SEATTLE — Starbucks is accelerating plans to add more drive-thrus and to-go only locations and will focus on relocating stores away from low-traffic malls.

Under the company’s “Bridge to the Future” plan, store transformations will occur in the next 12 to 18 months instead of the original three- to five-year timeframe.

“This transformation is particularly true in dense metro area,” said Kevin R. Johnson, chief executive officer at Starbucks. “Over the last two years, we studied how customers experience our stores in dense markets and have realized that increased mobile pickup orders were crowding our stores and reducing the quality of the experience for many customers.”

The company will add more stores modeled after its first pick-up only location, which launched in New York City in 2019. It also will continue rolling out curbside pickup and delivery services at existing locations.

Stores began reopening for delivery, drive-thru and takeout in the second week of May and are tracking slightly above the forecasted recovery curve, Mr. Johnson said. The company has regained between 60% and 65% of prior-year comparable US store sales while reopening under modified operations and reduced hours.

“We are pleased with our progress, but we are by no means immune to this global pandemic,” Mr. Johnson said. “We know that it will take time to fully recover and post positive comparable-store sales growth.”

The company expects reduced hours to continue for the foreseeable future, even as social distancing guidelines and restrictions on businesses continue to ease.

“Consumers will be cautious as they return to work or go back to school,” Mr. Johnson said. “And with over 36 million Americans suddenly out of work and concerned about their future, there are questions about the overall shape of the economic recovery in this COVID-19 economy.”

Starbucks has asked landlords for rent breaks for its corporate-owned units beginning in June.
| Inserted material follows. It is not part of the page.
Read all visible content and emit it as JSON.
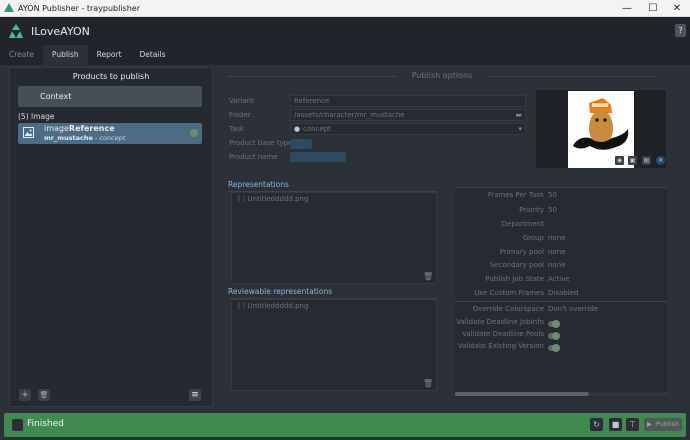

It also extended its unpaid leave policy through the end of September.